The chaos that began the morning was an adventure in itself, and only made the actual adventure all the better.  One of the frustrating, but cool, things about living in another country is having to adapt to another lifestyle.  This day had both of these pieces, as I had to deal with the limitation of walking everywhere.  Such a slow pace is contrary to the American lifestyle of instant gratification; I had to adjust to the fact that I couldn’t just hop in a car and have my errand taken care of or pick up a phone and reserve seats for the rafting trip.  But the cool thing was that I had an experience, both the pre-adventure and actual adventure that will remain a good memory for quite some time.  I was able to undergo an experience I can think back on down the road and smile at.  So until Paris, live the dream

Wasting no time putting on the exploring shoes, busting out the lonely planet guide-book, and hopping on a train with no particular plan in mind Monday was spent heading south across the German border to Innsbruck.  Located in the Tirol region this city of over 100,000 people masterfully incorporates the old with the new, as the soft blue, green, pink, and yellow colored buildings, cobblestone roads, and “old town” give way to a bustling center of construction and modern looking buildings. Leaving the train station with no particular plan in mind we headed to the triumphal arch, commissioned by Empress Maria Theresa in honor of her son’s wedding and as a mourning for the death of her husband around the same time, small baguette and coffee shops line the streets. Salt and peppered throughout this area the touristy nature of this city comes through, as small souvenir and gift shops find homes. This street from the train station runs perpendicular to the street that takes you to the heart of the city’s medieval section, which makes getting lost without a map difficult.

The constant on, off sprinkling of rain was enough to cover the surrounding Alps in a haze of fog that censored the peaks from our view. Heading into the heart of town, a mere 15 minute walk, we found ourselves in the pedestrian area looking up at the over 2,500 copper tiles that form the Goldenes Dachl, a balcony built in honor of Emperor Maximilian I. Maximilian I was a holy Roman Emperor that reigned in the early 1500′s. His tomb monument can also be found in this town, surrounded by copper statues that are forbidden by law to be touched. Stopping into the Goldenes Dachl for lunch, we found a warm environment and delicious food. Having the tirolean specialty (don’t ask me how to say it, I just pointed to the menu and a dish with sauerkraut while hoping for the best) I found myself face to face with a fatty dish of pork, bacon, potato, egg, and ham. A behemoth of a dish with horseradish sauce on one side of the plate and seasoned potatoes on the other sandwiching three pieces of tender meat and a dumpling centerpiece, which was positioned squarely on top of sauerkraut. The juicy meat drenched in pungent sauerkraut juice was just as delicious as the dark German beer, and left me both sleepy and bursting at the seams. The last five bites of the dish and couple swigs of the beer bordered between discomfort from being so full and a desire to continue enjoying the deliciousness served before me. Ultimately my appetite won out, as I finished off my dish and we headed out into the crowded streets once again.

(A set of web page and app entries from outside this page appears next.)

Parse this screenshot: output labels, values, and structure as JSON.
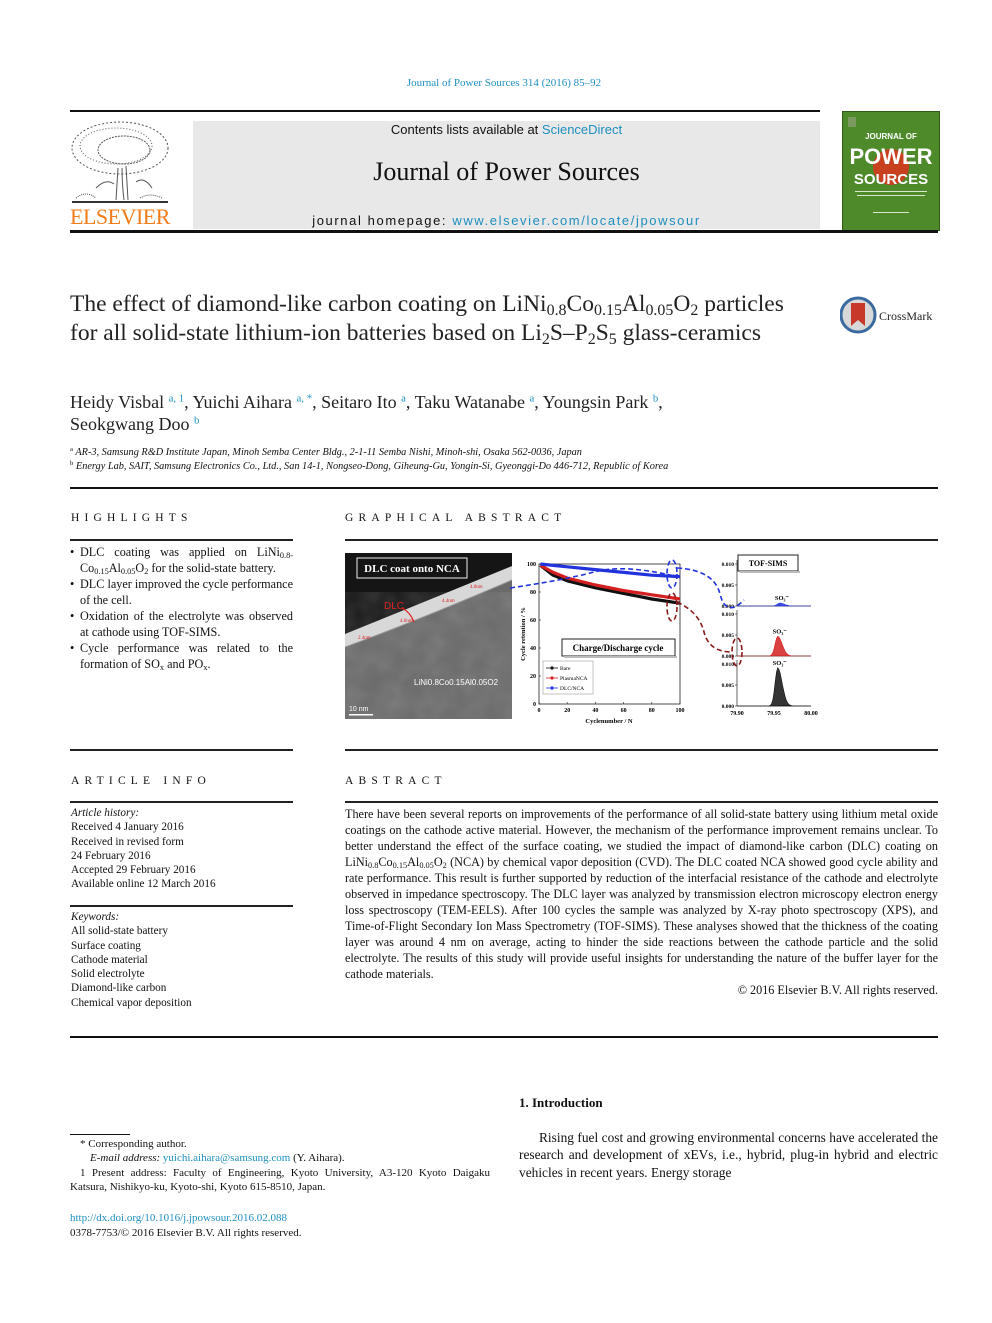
{
  "header": {
    "citation": "Journal of Power Sources 314 (2016) 85–92",
    "contents_prefix": "Contents lists available at ",
    "contents_link": "ScienceDirect",
    "journal_title": "Journal of Power Sources",
    "homepage_prefix": "journal homepage: ",
    "homepage_link": "www.elsevier.com/locate/jpowsour",
    "publisher_logo_text": "ELSEVIER",
    "cover": {
      "line1": "JOURNAL OF",
      "line2": "POWER",
      "line3": "SOURCES",
      "bg_color": "#4e8a2a",
      "accent_color": "#c8401e"
    }
  },
  "article": {
    "title_parts": {
      "p1": "The effect of diamond-like carbon coating on LiNi",
      "s1": "0.8",
      "p2": "Co",
      "s2": "0.15",
      "p3": "Al",
      "s3": "0.05",
      "p4": "O",
      "s4": "2",
      "p5": " particles for all solid-state lithium-ion batteries based on Li",
      "s5": "2",
      "p6": "S–P",
      "s6": "2",
      "p7": "S",
      "s7": "5",
      "p8": " glass-ceramics"
    },
    "crossmark_label": "CrossMark",
    "authors": [
      {
        "name": "Heidy Visbal",
        "marks": "a, 1",
        "sep": ", "
      },
      {
        "name": "Yuichi Aihara",
        "marks": "a, *",
        "sep": ", "
      },
      {
        "name": "Seitaro Ito",
        "marks": "a",
        "sep": ", "
      },
      {
        "name": "Taku Watanabe",
        "marks": "a",
        "sep": ", "
      },
      {
        "name": "Youngsin Park",
        "marks": "b",
        "sep": ","
      },
      {
        "name": "Seokgwang Doo",
        "marks": "b",
        "sep": ""
      }
    ],
    "affiliations": [
      {
        "mark": "a",
        "text": "AR-3, Samsung R&D Institute Japan, Minoh Semba Center Bldg., 2-1-11 Semba Nishi, Minoh-shi, Osaka 562-0036, Japan"
      },
      {
        "mark": "b",
        "text": "Energy Lab, SAIT, Samsung Electronics Co., Ltd., San 14-1, Nongseo-Dong, Giheung-Gu, Yongin-Si, Gyeonggi-Do 446-712, Republic of Korea"
      }
    ]
  },
  "highlights": {
    "heading": "HIGHLIGHTS",
    "item1": {
      "a": "DLC coating was applied on LiNi",
      "s1": "0.8-",
      "b": "Co",
      "s2": "0.15",
      "c": "Al",
      "s3": "0.05",
      "d": "O",
      "s4": "2",
      "e": " for the solid-state battery."
    },
    "item2": "DLC layer improved the cycle performance of the cell.",
    "item3": "Oxidation of the electrolyte was observed at cathode using TOF-SIMS.",
    "item4": {
      "a": "Cycle performance was related to the formation of SO",
      "s1": "x",
      "b": " and PO",
      "s2": "x",
      "c": "."
    }
  },
  "graphical_abstract": {
    "heading": "GRAPHICAL ABSTRACT",
    "tem_label": "DLC coat onto NCA",
    "dlc_label": "DLC",
    "material_label": "LiNi0.8Co0.15Al0.05O2",
    "scale_bar": "10 nm",
    "thickness_labels": [
      "4.0nm",
      "4.4nm",
      "4.0nm",
      "2.4nm"
    ],
    "cycle_chart": {
      "type": "line",
      "title": "Charge/Discharge cycle",
      "xlabel": "Cyclenumber / N",
      "ylabel": "Cycle retention / %",
      "xlim": [
        0,
        100
      ],
      "ylim": [
        0,
        100
      ],
      "xticks": [
        0,
        20,
        40,
        60,
        80,
        100
      ],
      "yticks": [
        0,
        20,
        40,
        60,
        80,
        100
      ],
      "series": [
        {
          "name": "Bare",
          "color": "#111111",
          "x": [
            1,
            10,
            20,
            40,
            60,
            80,
            100
          ],
          "values": [
            99,
            92,
            88,
            83,
            79,
            75,
            72
          ]
        },
        {
          "name": "PlasmaNCA",
          "color": "#d42020",
          "x": [
            1,
            10,
            20,
            40,
            60,
            80,
            100
          ],
          "values": [
            99,
            94,
            90,
            85,
            81,
            78,
            75
          ]
        },
        {
          "name": "DLC/NCA",
          "color": "#2233dd",
          "x": [
            1,
            10,
            20,
            40,
            60,
            80,
            100
          ],
          "values": [
            100,
            99,
            98,
            96,
            94,
            92,
            91
          ]
        }
      ]
    },
    "tof_sims": {
      "type": "area",
      "title": "TOF-SIMS",
      "xticks": [
        "79.90",
        "79.95",
        "80.00"
      ],
      "yticks": [
        "0.000",
        "0.005",
        "0.010"
      ],
      "xlim": [
        79.9,
        80.0
      ],
      "ylim": [
        0,
        0.01
      ],
      "peak_label": "SO3-",
      "panels": [
        {
          "name": "DLC/NCA",
          "color": "#2233dd",
          "peak_center": 79.958,
          "peak_height": 0.0007
        },
        {
          "name": "PlasmaNCA",
          "color": "#d42020",
          "peak_center": 79.955,
          "peak_height": 0.0047
        },
        {
          "name": "Bare",
          "color": "#111111",
          "peak_center": 79.955,
          "peak_height": 0.0091
        }
      ]
    }
  },
  "article_info": {
    "heading": "ARTICLE INFO",
    "history_label": "Article history:",
    "history": [
      "Received 4 January 2016",
      "Received in revised form",
      "24 February 2016",
      "Accepted 29 February 2016",
      "Available online 12 March 2016"
    ],
    "keywords_label": "Keywords:",
    "keywords": [
      "All solid-state battery",
      "Surface coating",
      "Cathode material",
      "Solid electrolyte",
      "Diamond-like carbon",
      "Chemical vapor deposition"
    ]
  },
  "abstract": {
    "heading": "ABSTRACT",
    "p1": "There have been several reports on improvements of the performance of all solid-state battery using lithium metal oxide coatings on the cathode active material. However, the mechanism of the performance improvement remains unclear. To better understand the effect of the surface coating, we studied the impact of diamond-like carbon (DLC) coating on LiNi",
    "s1": "0.8",
    "p2": "Co",
    "s2": "0.15",
    "p3": "Al",
    "s3": "0.05",
    "p4": "O",
    "s4": "2",
    "p5": " (NCA) by chemical vapor deposition (CVD). The DLC coated NCA showed good cycle ability and rate performance. This result is further supported by reduction of the interfacial resistance of the cathode and electrolyte observed in impedance spectroscopy. The DLC layer was analyzed by transmission electron microscopy electron energy loss spectroscopy (TEM-EELS). After 100 cycles the sample was analyzed by X-ray photo spectroscopy (XPS), and Time-of-Flight Secondary Ion Mass Spectrometry (TOF-SIMS). These analyses showed that the thickness of the coating layer was around 4 nm on average, acting to hinder the side reactions between the cathode particle and the solid electrolyte. The results of this study will provide useful insights for understanding the nature of the buffer layer for the cathode materials.",
    "copyright": "© 2016 Elsevier B.V. All rights reserved."
  },
  "introduction": {
    "heading": "1.  Introduction",
    "text": "Rising fuel cost and growing environmental concerns have accelerated the research and development of xEVs, i.e., hybrid, plug-in hybrid and electric vehicles in recent years. Energy storage"
  },
  "footnotes": {
    "corresponding": "*  Corresponding author.",
    "email_label": "E-mail address: ",
    "email": "yuichi.aihara@samsung.com",
    "email_suffix": " (Y. Aihara).",
    "present_address": "1  Present address: Faculty of Engineering, Kyoto University, A3-120 Kyoto Daigaku Katsura, Nishikyo-ku, Kyoto-shi, Kyoto 615-8510, Japan.",
    "doi": "http://dx.doi.org/10.1016/j.jpowsour.2016.02.088",
    "issn": "0378-7753/© 2016 Elsevier B.V. All rights reserved."
  }
}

The rest of the afternoon was spent walking the brick streets, entering a variety of churches, climbing trees, and popping in and out of quaint souvenir shops. The streets in the “old town” were filled with guided tours, which made me wonder around which corner the massive tour buses were parked. Finally catching a train home the mountains flew by once again, and we passed the many sheds dotting the farm landscapes when the mountains did not hug the tracks. These small, wooden constructed hay sheds blanket Bavarian country as a reminder of the rich tradition and heritage this area still clings to. Bavaria, like many parts of Germany has a unique personality that can better be described in a new post. So until next time, enjoy the journey, and live the dream.